A tragedy without great tragedians can still be abstractly impressive, but a comedy without comedians is nothing, and that’s what we got at Dorothy Chandler Wednesday night.
Which is absurd. Of all Shakespeare’s characters, Falstaff is probably the most familiar to present-day Angelenos. Everybody’s phone contains the number of two or three men and women who refuse to grow old gracefully, have no interest in appearing dignified, and party—or try to—like they’re teenagers. Like Falstaff these people are both amusing and disturbing, attractive and repulsive. Clever Shakespeare extracted maximum dramatic and comedic value from his shameless old drunk in the Henry plays, where we could experience not only the fun, but the disgraceful end.
Verdi, being clever along the same lines, recognized a good thing, and knew how to make the most of it. The music is amazingly forward-sounding. It points towards not only Rosenkavalier, Pelleas and Mahler, but Carl Stalling's Looney Tunes soundtracks.

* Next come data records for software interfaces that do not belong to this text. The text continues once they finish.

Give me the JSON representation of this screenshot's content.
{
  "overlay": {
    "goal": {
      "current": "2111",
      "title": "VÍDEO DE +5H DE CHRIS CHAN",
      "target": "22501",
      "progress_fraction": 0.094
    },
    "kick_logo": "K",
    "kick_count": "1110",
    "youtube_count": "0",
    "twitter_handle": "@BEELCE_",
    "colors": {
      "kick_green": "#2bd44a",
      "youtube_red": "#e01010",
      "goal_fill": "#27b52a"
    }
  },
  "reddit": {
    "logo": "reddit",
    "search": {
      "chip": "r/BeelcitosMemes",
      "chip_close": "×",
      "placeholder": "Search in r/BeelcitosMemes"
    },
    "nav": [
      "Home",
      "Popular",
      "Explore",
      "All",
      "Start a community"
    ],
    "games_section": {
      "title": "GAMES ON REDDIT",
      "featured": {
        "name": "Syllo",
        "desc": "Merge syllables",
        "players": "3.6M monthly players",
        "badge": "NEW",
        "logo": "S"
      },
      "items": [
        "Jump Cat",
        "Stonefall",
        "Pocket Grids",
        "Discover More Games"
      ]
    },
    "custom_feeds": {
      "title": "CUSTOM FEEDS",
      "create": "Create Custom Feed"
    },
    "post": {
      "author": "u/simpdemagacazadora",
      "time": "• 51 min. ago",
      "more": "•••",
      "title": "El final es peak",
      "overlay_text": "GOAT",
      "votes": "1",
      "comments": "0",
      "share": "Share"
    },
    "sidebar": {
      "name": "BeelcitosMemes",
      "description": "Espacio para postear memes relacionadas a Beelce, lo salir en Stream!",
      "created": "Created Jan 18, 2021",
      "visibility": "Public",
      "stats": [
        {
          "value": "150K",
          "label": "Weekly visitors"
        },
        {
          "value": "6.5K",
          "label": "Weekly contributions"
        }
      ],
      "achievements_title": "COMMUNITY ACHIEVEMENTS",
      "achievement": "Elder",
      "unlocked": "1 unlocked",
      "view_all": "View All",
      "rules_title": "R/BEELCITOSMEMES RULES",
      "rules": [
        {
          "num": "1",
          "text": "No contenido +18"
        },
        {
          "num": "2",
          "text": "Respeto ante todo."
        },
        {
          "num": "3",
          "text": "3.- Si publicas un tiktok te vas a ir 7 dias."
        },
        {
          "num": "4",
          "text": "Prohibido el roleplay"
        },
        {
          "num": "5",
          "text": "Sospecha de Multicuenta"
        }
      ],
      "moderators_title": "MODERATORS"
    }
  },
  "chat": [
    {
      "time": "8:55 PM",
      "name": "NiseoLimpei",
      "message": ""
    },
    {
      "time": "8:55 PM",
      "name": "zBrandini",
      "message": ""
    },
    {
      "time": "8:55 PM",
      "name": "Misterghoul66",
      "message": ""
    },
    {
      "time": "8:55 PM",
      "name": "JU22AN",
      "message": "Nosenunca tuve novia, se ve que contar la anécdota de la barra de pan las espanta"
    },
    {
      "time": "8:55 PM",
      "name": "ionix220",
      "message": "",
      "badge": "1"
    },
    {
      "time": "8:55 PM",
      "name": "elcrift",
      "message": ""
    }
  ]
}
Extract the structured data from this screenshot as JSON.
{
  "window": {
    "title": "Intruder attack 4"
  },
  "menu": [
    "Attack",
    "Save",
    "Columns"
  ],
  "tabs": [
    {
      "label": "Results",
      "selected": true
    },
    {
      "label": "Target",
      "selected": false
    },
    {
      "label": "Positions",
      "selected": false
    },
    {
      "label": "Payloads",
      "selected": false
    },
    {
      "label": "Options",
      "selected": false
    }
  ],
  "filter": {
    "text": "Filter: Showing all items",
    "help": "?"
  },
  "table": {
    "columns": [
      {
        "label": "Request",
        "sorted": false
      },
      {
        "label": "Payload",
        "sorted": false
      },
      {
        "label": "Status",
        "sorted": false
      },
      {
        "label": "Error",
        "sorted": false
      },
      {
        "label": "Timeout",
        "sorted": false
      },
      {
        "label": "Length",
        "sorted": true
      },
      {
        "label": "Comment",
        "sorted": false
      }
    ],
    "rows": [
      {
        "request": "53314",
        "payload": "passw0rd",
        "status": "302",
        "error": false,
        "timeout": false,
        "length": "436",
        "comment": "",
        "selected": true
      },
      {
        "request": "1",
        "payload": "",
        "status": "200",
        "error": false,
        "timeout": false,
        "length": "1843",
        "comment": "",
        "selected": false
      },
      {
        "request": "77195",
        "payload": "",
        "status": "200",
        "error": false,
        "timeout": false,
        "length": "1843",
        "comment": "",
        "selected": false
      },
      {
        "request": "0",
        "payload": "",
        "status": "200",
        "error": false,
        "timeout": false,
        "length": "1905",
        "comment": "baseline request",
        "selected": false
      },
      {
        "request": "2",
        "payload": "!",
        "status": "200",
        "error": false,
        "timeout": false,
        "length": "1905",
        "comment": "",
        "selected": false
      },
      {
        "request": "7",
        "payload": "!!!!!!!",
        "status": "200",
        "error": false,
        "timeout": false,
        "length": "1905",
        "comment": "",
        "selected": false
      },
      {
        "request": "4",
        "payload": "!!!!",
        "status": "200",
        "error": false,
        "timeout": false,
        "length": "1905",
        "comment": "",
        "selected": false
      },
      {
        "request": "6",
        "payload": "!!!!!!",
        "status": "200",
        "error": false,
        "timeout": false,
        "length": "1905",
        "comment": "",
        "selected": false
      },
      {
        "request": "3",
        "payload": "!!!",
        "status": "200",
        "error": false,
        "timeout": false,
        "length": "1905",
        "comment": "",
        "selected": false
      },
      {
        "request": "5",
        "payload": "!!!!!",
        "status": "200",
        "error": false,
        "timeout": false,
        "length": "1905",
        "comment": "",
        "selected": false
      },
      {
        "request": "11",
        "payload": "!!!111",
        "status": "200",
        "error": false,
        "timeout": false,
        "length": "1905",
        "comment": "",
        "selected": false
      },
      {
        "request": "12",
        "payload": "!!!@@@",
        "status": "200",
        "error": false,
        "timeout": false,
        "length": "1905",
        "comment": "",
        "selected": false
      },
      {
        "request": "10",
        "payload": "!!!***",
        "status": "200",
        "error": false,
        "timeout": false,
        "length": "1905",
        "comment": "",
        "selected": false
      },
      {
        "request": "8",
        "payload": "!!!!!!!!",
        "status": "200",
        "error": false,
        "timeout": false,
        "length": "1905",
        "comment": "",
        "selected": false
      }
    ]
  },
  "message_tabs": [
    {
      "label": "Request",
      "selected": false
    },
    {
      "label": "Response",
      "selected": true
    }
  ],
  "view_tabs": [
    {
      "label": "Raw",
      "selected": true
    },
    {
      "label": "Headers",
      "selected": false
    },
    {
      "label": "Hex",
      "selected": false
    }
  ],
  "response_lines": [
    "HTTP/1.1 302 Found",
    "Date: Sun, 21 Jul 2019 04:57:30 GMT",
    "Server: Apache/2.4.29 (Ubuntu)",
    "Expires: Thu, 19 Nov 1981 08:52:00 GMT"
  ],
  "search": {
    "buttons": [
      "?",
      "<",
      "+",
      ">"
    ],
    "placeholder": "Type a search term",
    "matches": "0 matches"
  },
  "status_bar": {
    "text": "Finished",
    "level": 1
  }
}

We got glimpses, but not a whole meal. Hopefully next time ...